**Aim of the exercise:**
This exercise asks for a copy of each line in the records below with the word "people" in it.

**Data supplied:**

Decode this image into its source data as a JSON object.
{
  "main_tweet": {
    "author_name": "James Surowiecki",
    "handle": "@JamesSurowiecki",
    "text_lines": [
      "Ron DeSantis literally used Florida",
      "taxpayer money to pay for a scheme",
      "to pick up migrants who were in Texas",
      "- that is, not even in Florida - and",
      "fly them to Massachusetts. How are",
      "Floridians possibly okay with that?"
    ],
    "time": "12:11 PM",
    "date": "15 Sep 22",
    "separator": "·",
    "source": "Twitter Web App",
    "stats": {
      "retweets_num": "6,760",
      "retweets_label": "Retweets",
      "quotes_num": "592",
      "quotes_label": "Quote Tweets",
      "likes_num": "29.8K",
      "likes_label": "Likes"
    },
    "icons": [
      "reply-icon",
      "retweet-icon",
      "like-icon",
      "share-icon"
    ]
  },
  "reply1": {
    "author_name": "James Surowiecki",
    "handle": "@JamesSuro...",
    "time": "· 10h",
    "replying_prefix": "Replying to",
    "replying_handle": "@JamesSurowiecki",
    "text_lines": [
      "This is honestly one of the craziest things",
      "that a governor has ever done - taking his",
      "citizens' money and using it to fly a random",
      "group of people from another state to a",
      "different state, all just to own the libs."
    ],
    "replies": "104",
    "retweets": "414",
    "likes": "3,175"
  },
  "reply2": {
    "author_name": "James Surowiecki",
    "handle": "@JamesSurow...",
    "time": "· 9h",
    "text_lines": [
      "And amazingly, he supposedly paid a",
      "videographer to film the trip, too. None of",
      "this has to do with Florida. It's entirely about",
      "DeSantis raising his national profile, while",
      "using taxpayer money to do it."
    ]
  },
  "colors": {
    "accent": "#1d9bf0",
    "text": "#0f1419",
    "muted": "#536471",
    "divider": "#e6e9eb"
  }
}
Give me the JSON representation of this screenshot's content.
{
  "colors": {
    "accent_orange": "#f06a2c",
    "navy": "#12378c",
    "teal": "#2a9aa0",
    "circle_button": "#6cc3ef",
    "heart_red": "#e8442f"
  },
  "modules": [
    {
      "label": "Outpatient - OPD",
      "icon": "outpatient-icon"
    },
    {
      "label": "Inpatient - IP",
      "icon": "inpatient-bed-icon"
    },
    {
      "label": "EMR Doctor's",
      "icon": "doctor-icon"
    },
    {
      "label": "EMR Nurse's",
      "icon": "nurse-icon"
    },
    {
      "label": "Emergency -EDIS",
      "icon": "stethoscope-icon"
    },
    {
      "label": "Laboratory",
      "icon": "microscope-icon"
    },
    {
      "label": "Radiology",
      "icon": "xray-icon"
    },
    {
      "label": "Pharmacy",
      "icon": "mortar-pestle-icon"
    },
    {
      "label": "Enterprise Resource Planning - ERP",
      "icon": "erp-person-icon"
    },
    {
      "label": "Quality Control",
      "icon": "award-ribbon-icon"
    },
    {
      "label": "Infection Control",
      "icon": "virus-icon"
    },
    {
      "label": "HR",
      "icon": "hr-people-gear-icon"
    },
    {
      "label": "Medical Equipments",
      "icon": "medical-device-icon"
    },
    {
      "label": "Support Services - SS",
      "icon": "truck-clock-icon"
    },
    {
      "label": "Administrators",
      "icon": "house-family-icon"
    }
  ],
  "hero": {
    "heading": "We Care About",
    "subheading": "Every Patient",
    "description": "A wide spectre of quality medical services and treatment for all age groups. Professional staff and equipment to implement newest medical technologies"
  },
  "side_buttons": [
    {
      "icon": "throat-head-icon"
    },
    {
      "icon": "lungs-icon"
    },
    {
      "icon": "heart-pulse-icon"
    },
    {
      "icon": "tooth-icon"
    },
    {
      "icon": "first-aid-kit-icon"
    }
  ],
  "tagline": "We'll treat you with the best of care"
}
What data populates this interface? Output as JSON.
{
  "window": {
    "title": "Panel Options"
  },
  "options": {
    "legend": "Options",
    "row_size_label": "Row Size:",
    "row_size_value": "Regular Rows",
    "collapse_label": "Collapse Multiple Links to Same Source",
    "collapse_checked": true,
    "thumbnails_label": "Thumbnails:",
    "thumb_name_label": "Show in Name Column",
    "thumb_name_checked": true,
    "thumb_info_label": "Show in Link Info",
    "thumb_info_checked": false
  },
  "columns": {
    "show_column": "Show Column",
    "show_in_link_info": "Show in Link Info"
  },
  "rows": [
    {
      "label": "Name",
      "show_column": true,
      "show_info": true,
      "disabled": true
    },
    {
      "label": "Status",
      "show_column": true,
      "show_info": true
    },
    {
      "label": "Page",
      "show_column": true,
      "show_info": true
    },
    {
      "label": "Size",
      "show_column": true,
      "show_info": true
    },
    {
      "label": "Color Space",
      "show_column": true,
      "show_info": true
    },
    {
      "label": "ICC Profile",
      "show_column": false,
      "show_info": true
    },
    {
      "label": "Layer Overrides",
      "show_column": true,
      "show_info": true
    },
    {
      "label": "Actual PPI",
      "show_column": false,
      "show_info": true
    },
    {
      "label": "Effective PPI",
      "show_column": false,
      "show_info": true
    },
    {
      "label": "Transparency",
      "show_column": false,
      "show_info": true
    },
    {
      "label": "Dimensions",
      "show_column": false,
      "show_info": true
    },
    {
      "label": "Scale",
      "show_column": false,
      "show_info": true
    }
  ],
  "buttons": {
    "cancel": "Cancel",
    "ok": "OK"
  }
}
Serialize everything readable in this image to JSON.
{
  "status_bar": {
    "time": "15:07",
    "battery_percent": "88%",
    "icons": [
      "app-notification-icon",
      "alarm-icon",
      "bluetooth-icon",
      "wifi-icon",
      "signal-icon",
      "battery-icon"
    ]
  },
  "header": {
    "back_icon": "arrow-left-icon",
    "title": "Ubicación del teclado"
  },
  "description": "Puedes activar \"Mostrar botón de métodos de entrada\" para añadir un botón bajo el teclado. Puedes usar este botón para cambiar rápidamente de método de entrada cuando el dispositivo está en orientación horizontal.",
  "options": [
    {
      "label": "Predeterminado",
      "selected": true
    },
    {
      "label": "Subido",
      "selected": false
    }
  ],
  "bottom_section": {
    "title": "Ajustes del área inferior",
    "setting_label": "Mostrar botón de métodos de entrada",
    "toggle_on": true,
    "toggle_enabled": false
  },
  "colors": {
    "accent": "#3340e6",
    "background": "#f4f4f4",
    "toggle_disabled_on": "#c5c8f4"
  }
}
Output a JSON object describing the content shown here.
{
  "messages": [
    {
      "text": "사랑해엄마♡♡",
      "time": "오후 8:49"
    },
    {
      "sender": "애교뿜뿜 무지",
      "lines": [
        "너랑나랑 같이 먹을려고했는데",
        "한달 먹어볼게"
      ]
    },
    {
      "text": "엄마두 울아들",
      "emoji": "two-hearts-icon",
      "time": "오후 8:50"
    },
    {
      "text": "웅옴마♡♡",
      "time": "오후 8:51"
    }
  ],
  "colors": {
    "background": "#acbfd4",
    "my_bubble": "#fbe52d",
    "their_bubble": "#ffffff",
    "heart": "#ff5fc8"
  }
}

**Written solution:**
      "group of people from another state to a",
      "icon": "hr-people-gear-icon"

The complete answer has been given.